Last week we saw another example of how Democrats have a fundamentally different approach to solving problems than Republicans do. Despite Speaker Pelosi telling us he didn’t have the authority a few months ago, President Biden unilaterally paid for some portions of student loans using taxpayer money.
Putting aside for a moment the priority that Democrats have given to the increasing student loan, over other things like public safety, fixing the supply chain and creating housing that is affordable, there are a few problems with the way that Democrats addressed this issue, which establishes a pattern they use on other issues.
The difference is that Democrats are happy to treat symptoms, while Republicans want to treat the cause. Democrats know that a lot of people are paying money to student loans, and this makes it harder to make ends meet. So they just throw money at the symptom, namely the loan payment.
This policy has several significant shortfalls. First it doesn’t help anyone who didn’t go to college, never took out a loan, paid back their loan, or is going to start taking out loans in the future. Secondly it will only help with a portion of the loan, and depending on the total balance, it might not feel like very much. Any reasonable person must look at this and admit that it is only a temporary solution because it’s creating short-term relief for a few, but allows the problem to manifest itself requiring a second or third action in the future.
Republicans look at this problem from an entirely different perspective, and want to address the root problems, of which I believe there are two. First the cost of a college education has skyrocketed far beyond almost any other category of spending, and second the fact that many of the borrowers are having trouble using their degree to earn the kind of income that would make repayment easy.
When you break a leg you could just prescribe painkillers to treat the pain – or you could fix the broken bone. In the student loan example Democrats have taken a short-sighted approach that only creates a bigger problem down the road.
Republicans instead are asking why are colleges getting so much more expensive faster than everything else? The payment problem is a result of the initial cost problem. But there also may be a problem with the underlying value. Some college grads are able to get a job and pay off the loan quickly given their higher income – while that may be true for many, it’s not true for all. We also need to examine whether some of these universities are acting like predatory lenders by giving out loans to people they should rightly know can not pay them back based on their employment prospects.
Democrats champion episodic fixes, while Republicans look for enduring and systematic corrections. This applies to many other issues. On the issue of illegal immigration, Democrats want to provide amnesty for anyone entering illegally, but they don’t want to fix the ongoing systemic problem of the open border. On health care, they want to shift the payments to the government, but don’t want to examine the ongoing systemic reason costs are so high, like monopolization, excessive bureaucracy and tort reform.
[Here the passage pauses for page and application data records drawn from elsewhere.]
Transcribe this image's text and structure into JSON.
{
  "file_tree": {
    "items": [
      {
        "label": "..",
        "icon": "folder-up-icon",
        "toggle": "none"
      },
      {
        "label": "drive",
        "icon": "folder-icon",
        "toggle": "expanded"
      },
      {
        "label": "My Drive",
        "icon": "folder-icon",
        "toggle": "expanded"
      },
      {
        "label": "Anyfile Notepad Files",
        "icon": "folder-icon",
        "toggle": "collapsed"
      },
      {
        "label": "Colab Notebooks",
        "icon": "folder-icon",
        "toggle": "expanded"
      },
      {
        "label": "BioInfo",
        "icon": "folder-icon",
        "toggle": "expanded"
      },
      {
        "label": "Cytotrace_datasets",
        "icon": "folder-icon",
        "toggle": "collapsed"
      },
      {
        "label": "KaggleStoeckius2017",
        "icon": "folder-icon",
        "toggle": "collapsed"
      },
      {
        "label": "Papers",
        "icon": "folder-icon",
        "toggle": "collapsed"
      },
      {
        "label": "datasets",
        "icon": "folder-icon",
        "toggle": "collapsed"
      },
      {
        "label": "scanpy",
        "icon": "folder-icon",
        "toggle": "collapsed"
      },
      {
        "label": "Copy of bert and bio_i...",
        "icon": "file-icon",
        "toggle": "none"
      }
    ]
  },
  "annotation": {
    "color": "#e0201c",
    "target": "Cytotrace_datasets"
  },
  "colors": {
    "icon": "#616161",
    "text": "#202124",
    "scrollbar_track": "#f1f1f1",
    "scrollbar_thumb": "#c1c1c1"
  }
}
A well known Democrat once said to “never let a crisis go to waste” and this ethic becomes apparent in the way they have been solving problems by always addressing only the symptoms of the crisis. Because leaving the crisis in place gives big government another reason to get credit for fixing the problem it created in the future and it avoids the question as to whether or not the cause of the crisis is connected to some previous Democrat policy. It’s time to put an end to this pattern of managing from crisis to crisis and give Republicans an opportunity this November to put in place longer term fixes to the root cause of many of the problems we face in our state and country.
Chairman Paul Dame